  •  
In this July 2014 photo provided by The Citizens Foundation 17-year-old Haris Suleman is greeted by students from the Citizens Foundation school in Lahore, Pakistan, during his around-the-world flight. The body of the Plainfield, Indiana, teen was recovered after his single-engine plane crashed Tuesday, July 22, 2014 shortly after taking off from Pago Pago in American Samoa. Crews were still searching for his father, 58-year-old Babar Suleman, who was flying with him.

    Witness: Teen's plane didn't show obvious distress

    A man who saw a plane flown by an Indiana teen who was killed during an around-the-world flight attempt says the aircraft was flying low but didn't show any obvious signs of distress before diving into the ocean off American Samoa.

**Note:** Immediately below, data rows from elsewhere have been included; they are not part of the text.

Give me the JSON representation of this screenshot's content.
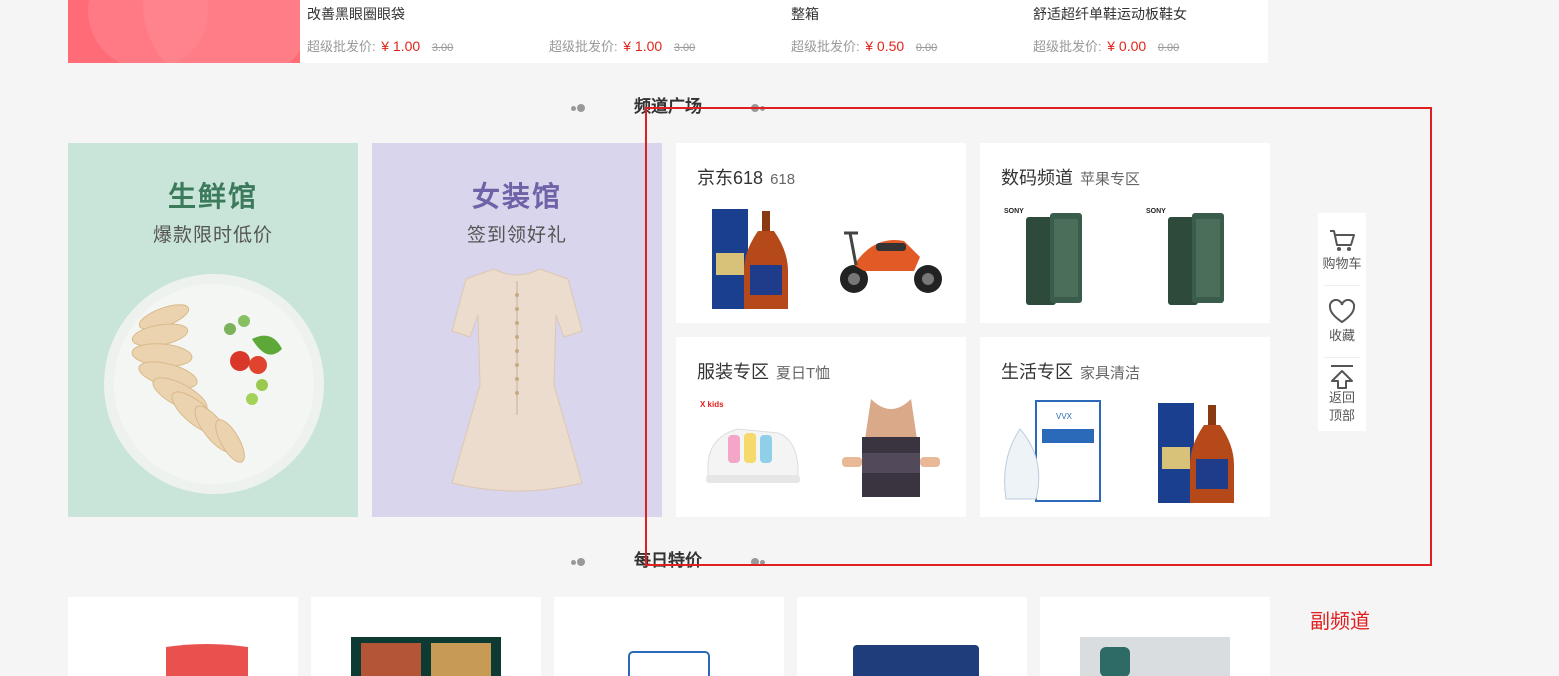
{
  "top_products": [
    {
      "name_top": "",
      "name": "改善黑眼圈眼袋",
      "price_label": "超级批发价:",
      "price_now": "¥ 1.00",
      "price_old": "3.00"
    },
    {
      "name_top": "",
      "name": "",
      "price_label": "超级批发价:",
      "price_now": "¥ 1.00",
      "price_old": "3.00"
    },
    {
      "name_top": "",
      "name": "整箱",
      "price_label": "超级批发价:",
      "price_now": "¥ 0.50",
      "price_old": "0.00"
    },
    {
      "name_top": "",
      "name": "舒适超纤单鞋运动板鞋女",
      "price_label": "超级批发价:",
      "price_now": "¥ 0.00",
      "price_old": "0.00"
    }
  ],
  "channel_square": {
    "title": "频道广场"
  },
  "daily_special": {
    "title": "每日特价"
  },
  "banners": [
    {
      "title": "生鲜馆",
      "subtitle": "爆款限时低价",
      "icon": "chicken-salad-plate"
    },
    {
      "title": "女装馆",
      "subtitle": "签到领好礼",
      "icon": "dress"
    }
  ],
  "channels": [
    {
      "title": "京东618",
      "sub": "618",
      "images": [
        "liquor-bottle",
        "electric-scooter"
      ]
    },
    {
      "title": "数码频道",
      "sub": "苹果专区",
      "images": [
        "sony-phone",
        "sony-phone"
      ]
    },
    {
      "title": "服装专区",
      "sub": "夏日T恤",
      "images": [
        "kids-sneaker",
        "waist-brace"
      ]
    },
    {
      "title": "生活专区",
      "sub": "家具清洁",
      "images": [
        "face-mask",
        "liquor-bottle"
      ]
    }
  ],
  "toolbar": {
    "cart": "购物车",
    "favorite": "收藏",
    "back_top_1": "返回",
    "back_top_2": "顶部"
  },
  "brand_text": {
    "sony": "SONY",
    "xkids": "X kids",
    "vvx": "VVX"
  },
  "annotation": {
    "subchannel": "副频道"
  },
  "colors": {
    "price": "#e1251b",
    "highlight": "#e02020",
    "fresh_bg": "#c9e4d8",
    "women_bg": "#d9d5ec"
  }
}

  • Islamic State presses Syria offensive, targets two key government garrisons

    A week after seizing a major oilfield in an offensive that left 270 Syrian government soldiers dead, the extremist Islamic State on Thursday targeted two more key government garrisons, posting photos on the Internet of headless bodies the group claims had been soldiers killed in the attacks.

Miami Herald

Join the
Discussion

The Miami Herald is pleased to provide this opportunity to share information, experiences and observations about what's in the news. Some of the comments may be reprinted elsewhere on the site or in the newspaper. We encourage lively, open debate on the issues of the day, and ask that you refrain from profanity, hate speech, personal comments and remarks that are off point. Thank you for taking the time to offer your thoughts.

The Miami Herald uses Facebook's commenting system. You need to log in with a Facebook account in order to comment. If you have questions about commenting with your Facebook account, click here.

Have a news tip? You can send it anonymously. Click here to send us your tip - or - consider joining the Public Insight Network and become a source for The Miami Herald and el Nuevo Herald.

Hide Comments

This affects comments on all stories.

Cancel OK

  • Marketplace

Today's Circulars

  • Quick Job Search

Enter Keyword(s) Enter City Select a State Select a Category